Always keep in mind….. A broker merely has to provide the legal framework for you to hang your license with him/her. Anything else you recieve is an added bonus. Always get things in writing when onboarding with a company. Don’t hesitate to ask for clarification if you don’t understand the splits…. There could be sever different types of splits. It gets easier as you go along but could be confusing at first.
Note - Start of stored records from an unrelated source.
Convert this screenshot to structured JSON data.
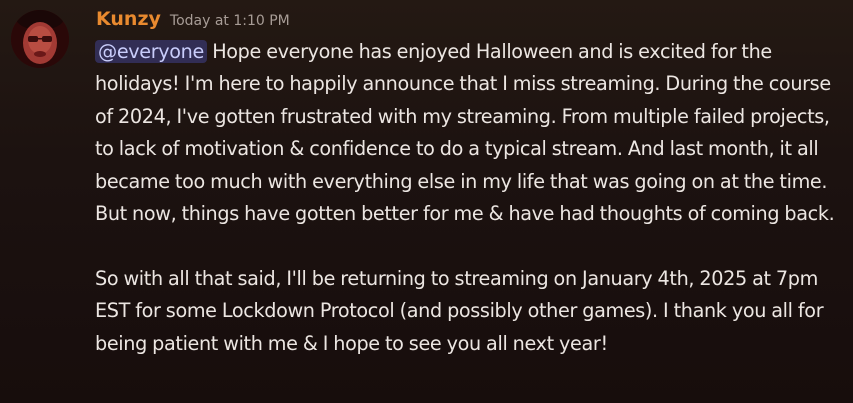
{
  "author": {
    "username": "Kunzy",
    "timestamp": "Today at 1:10 PM",
    "avatar_icon": "avatar-image",
    "username_color": "#e98a2f"
  },
  "message": {
    "mention": "@everyone",
    "paragraph1_text": " Hope everyone has enjoyed Halloween and is excited for the holidays! I'm here to happily announce that I miss streaming. During the course of 2024, I've gotten frustrated with my streaming. From multiple failed projects, to lack of motivation & confidence to do a typical stream. And last month, it all became too much with everything else in my life that was going on at the time. But now, things have gotten better for me & have had thoughts of coming back.",
    "paragraph2_text": "So with all that said, I'll be returning to streaming on January 4th, 2025 at 7pm EST for some Lockdown Protocol (and possibly other games). I thank you all for being patient with me & I hope to see you all next year!"
  },
  "colors": {
    "background": "#1c1210",
    "text": "#ece6e2",
    "mention_bg": "rgba(88,101,242,0.30)",
    "mention_text": "#c9cdfb",
    "timestamp": "#a79c96"
  }
}
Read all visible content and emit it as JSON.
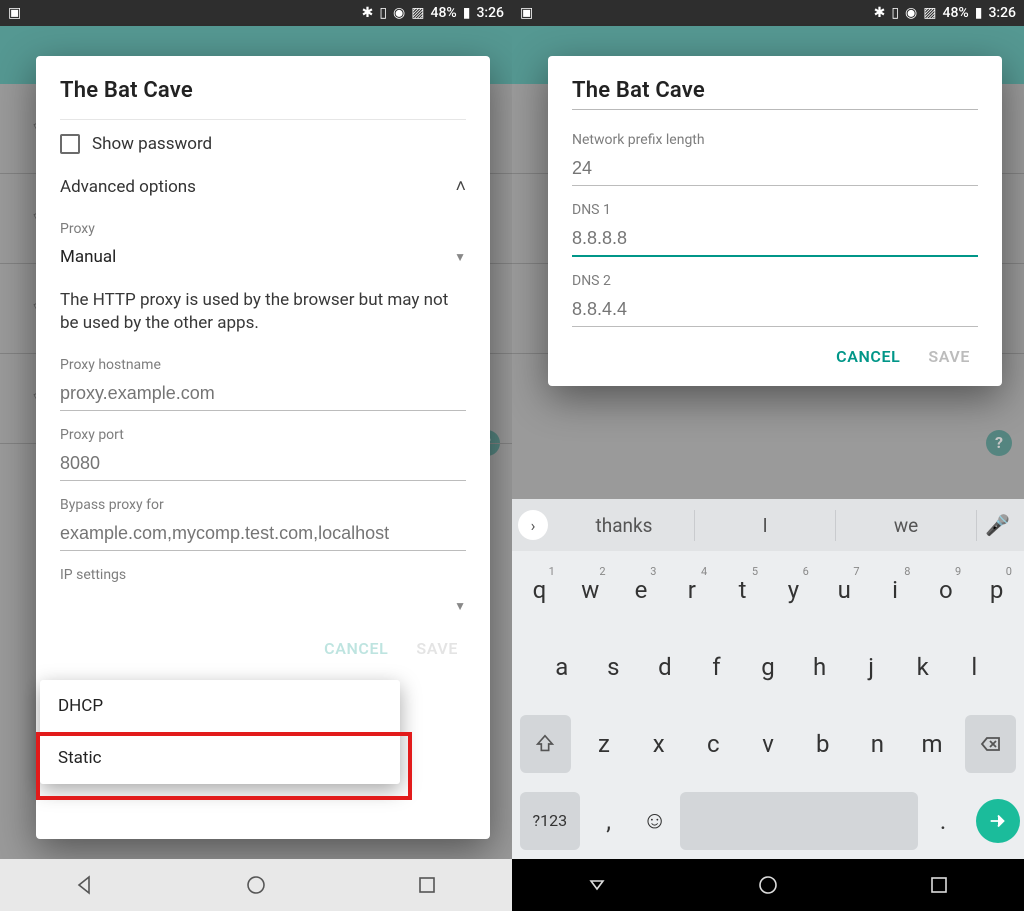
{
  "status": {
    "battery": "48%",
    "time": "3:26"
  },
  "left": {
    "title": "The Bat Cave",
    "show_password": "Show password",
    "advanced": "Advanced options",
    "proxy_label": "Proxy",
    "proxy_value": "Manual",
    "proxy_help": "The HTTP proxy is used by the browser but may not be used by the other apps.",
    "hostname_label": "Proxy hostname",
    "hostname_ph": "proxy.example.com",
    "port_label": "Proxy port",
    "port_ph": "8080",
    "bypass_label": "Bypass proxy for",
    "bypass_ph": "example.com,mycomp.test.com,localhost",
    "ip_label": "IP settings",
    "ip_opt1": "DHCP",
    "ip_opt2": "Static",
    "cancel": "CANCEL",
    "save": "SAVE"
  },
  "right": {
    "title": "The Bat Cave",
    "prefix_label": "Network prefix length",
    "prefix_value": "24",
    "dns1_label": "DNS 1",
    "dns1_ph": "8.8.8.8",
    "dns2_label": "DNS 2",
    "dns2_ph": "8.8.4.4",
    "cancel": "CANCEL",
    "save": "SAVE"
  },
  "kb": {
    "sug1": "thanks",
    "sug2": "I",
    "sug3": "we",
    "row1": [
      "q",
      "w",
      "e",
      "r",
      "t",
      "y",
      "u",
      "i",
      "o",
      "p"
    ],
    "row1n": [
      "1",
      "2",
      "3",
      "4",
      "5",
      "6",
      "7",
      "8",
      "9",
      "0"
    ],
    "row2": [
      "a",
      "s",
      "d",
      "f",
      "g",
      "h",
      "j",
      "k",
      "l"
    ],
    "row3": [
      "z",
      "x",
      "c",
      "v",
      "b",
      "n",
      "m"
    ],
    "sym": "?123",
    "comma": ",",
    "period": "."
  }
}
You are naturally going to think MONEY is the determining factor….. But don’t be naive. Consider the value of training. Avoiding others mistakes. Learning scripts. Being able to shadow top producing agents. Having somebody dive deep into the contracts with you and give scenarios along the way. You can’t put a price on real life, hands on training. I’m naturally partial to the traditional approach because it’s the one I’m most familiar with. Yes, the brokerage take a cut of your commissions but they carry the majority of the overhead, most of the liability and likely are providing some support staff. Don’t worry, as you become a rock star, it’s likely your splits will adjust accordingly AND you will be in a much better position to negotiate…. I promise!
Personally, I’d be looking for all the help I can get and would be promising to give 100% of my being to learning fast so I could contribute to the team/company’s success. When you are knocking out transactions you will NEVER complain about fees and splits…. You just won’t have time. #truestory
Most companies have a “desk fee” which is a base monthly amount paid to the brokerage. It’s called a desk fee because you they provide an area for you to work…. Not a private office. More like a bullpen. A single desk that 10 or so agents might share and as agents come and go, they stop in and are back out again…… so, a desk per agent isn’t necessary. I’ve seen these range from $200 per month to $500 per month. Most brokerages have a desk fee.
Some companies provide yard signs and lock boxes. Other require you to buy your own. Signs range from $30-$100 per sign depending on the type and frame. Lock boxes can range from $10 to $100…. Depending on if it’s a combo box or a digital box with blue tooth. These are all expenses you will need to know in order to build your business budget. Don’t hesitate to ask what would be expected of you monthly and additional expenses you could expect. Most good companies will have a fee sheet prepared for new agents.
I’d be remiss not to mention a few last minute points.
Dress like you want a job.
Sit up straight in your chair
Use proper English and avoid slang and foul language.
Use manners… say thank you and yes, please.
Don’t interrupt somebody when they are talking.
Be on time.
Mentally prepare answers.
Know your “why”
Do your homework on who is interviewing you. If not the person, definitely the company.
This could be your new work family…… chose wisely. Remember, it’s not all about what the company can do for you. Keep in mind that great companies will expect you to contribute to the winning culture. It should be mutually beneficial and isn’t always about the money!
Rookie Real Estate is produced and edited by Scott Parker. All of the content is written by me, your host, Kenny Stephens.
Rookie Real Estate is powered by DeSelms Real Estate in Franklin, TN. I say that with this in mind. The vision of DeSelms Real Estate is to be an empowering partner, bringing agents, clients and communities home, simply put… we bring you home.
This podcast is not designed to recruit agents, but it does align with our vision.
My dream for the content is that it can be used by any brokerage, any agent and the vast communitie of those who have dreamed of a career in real estate. I want to educate those on the road to their first 50 transactions and I want to help ensure those who transition from their day job to their dream job, succeed in that process…. If at all possible.
Until next time my friends, Better Your Best!